Subject: Re: CVS commit: src/sys
To: Matt Thomas <>
From: Kurt J. Lidl <>
List: tech-kern
Date: 12/06/2004 22:31:21
On Mon, Dec 06, 2004 at 01:53:43PM -0800, Matt Thomas wrote:
> At 01:44 PM 12/6/2004, Jonathan Stone wrote:
> >In message <29627.1102368412@munnari.OZ.AU>Robert Elz writes
> > >No, you're debating a different question.
> >
> >I don't think so. I'm not even sure if multiple-loopback devices was a
> >deliberate design decision, or if it predates the functional/semantic
> >  split of`needs-count' vs. ``needs-flag''.
> >
> >I've also seen no rationale for multiple loopback devices, given that
> >a single loopback device can support multiple addresses for a given
> >family.  Christos guessed at a couple of possible uses, but they make
> >no technical sense. (Link aggregation, for example, requires so much
> >additional effort that it makes no sense at all to lump it in with a
> >loopback device).
> Actually, multiple loopback devices can be useful for tcpdump or
> just keeping statistics.  It'd be nice if you set a loopback device
> as a null interface.  (ifconfig lo1 media null)  Then you have an
> easy to collect counters.  (you could do the same with a reject mode).

Other people have pointed out useful purposes for multiple loopback
devices, I'll add a few more.  I added multiple loopback addresses
to BSD/OS in 1998 or so, so as to make some redundent services
easier to manage.  Using gated as a routing daemon, it was useful to
be able to 'ifconfig down' a loopback interface, to have it withdraw
the route from the routing announcement.

When I worked for ISC, I convinced them that using multiple loopback
addresses was cleaner than adding and deleting addresses to a single

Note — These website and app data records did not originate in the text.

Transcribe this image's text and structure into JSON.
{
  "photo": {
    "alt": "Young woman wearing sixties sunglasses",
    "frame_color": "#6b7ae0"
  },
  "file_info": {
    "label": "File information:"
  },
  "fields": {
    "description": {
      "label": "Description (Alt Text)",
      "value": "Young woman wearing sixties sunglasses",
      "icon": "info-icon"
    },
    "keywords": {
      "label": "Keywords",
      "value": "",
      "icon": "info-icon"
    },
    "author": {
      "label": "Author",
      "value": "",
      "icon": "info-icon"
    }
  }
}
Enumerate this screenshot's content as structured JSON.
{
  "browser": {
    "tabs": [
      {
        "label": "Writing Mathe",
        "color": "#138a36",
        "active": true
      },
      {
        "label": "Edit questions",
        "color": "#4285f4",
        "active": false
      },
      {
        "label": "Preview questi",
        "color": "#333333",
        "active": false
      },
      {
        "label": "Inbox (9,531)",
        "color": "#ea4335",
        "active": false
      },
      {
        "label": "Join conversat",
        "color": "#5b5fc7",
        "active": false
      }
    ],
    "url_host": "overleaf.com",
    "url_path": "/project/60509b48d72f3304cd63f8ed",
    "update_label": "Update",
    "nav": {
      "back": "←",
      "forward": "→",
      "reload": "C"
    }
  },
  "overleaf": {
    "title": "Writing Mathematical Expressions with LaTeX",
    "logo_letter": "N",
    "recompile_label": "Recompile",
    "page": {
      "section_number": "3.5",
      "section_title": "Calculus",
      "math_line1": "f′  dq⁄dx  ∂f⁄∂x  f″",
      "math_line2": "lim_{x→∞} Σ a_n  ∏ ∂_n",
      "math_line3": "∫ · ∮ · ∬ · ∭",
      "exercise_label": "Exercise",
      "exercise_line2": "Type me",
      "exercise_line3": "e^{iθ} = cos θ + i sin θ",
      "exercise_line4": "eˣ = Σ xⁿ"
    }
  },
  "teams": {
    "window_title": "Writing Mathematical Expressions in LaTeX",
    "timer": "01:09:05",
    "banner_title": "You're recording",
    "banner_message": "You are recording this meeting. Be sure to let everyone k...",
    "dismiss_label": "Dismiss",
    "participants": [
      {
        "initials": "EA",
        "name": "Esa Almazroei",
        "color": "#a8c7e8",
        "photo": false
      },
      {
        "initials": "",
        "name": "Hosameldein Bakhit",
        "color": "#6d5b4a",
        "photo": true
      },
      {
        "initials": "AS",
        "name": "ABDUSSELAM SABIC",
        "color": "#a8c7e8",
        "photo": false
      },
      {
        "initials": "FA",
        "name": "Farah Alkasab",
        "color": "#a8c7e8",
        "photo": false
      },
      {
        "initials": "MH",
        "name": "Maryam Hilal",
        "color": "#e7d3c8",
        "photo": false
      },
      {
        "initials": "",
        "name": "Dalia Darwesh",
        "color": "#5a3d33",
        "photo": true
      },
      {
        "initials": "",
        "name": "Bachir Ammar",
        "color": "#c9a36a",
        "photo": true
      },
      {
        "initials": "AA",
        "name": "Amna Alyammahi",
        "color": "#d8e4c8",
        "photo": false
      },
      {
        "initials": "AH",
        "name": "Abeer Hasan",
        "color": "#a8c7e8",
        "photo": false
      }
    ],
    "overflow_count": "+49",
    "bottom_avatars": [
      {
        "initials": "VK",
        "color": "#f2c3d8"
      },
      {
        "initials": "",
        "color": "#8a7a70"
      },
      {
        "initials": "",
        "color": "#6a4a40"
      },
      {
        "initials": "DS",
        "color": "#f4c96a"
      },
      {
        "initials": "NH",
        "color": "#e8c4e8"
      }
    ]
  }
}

loopback address.  Here's how ISC uses multiple loopback addresses
for the cluster of computers. (see section 4)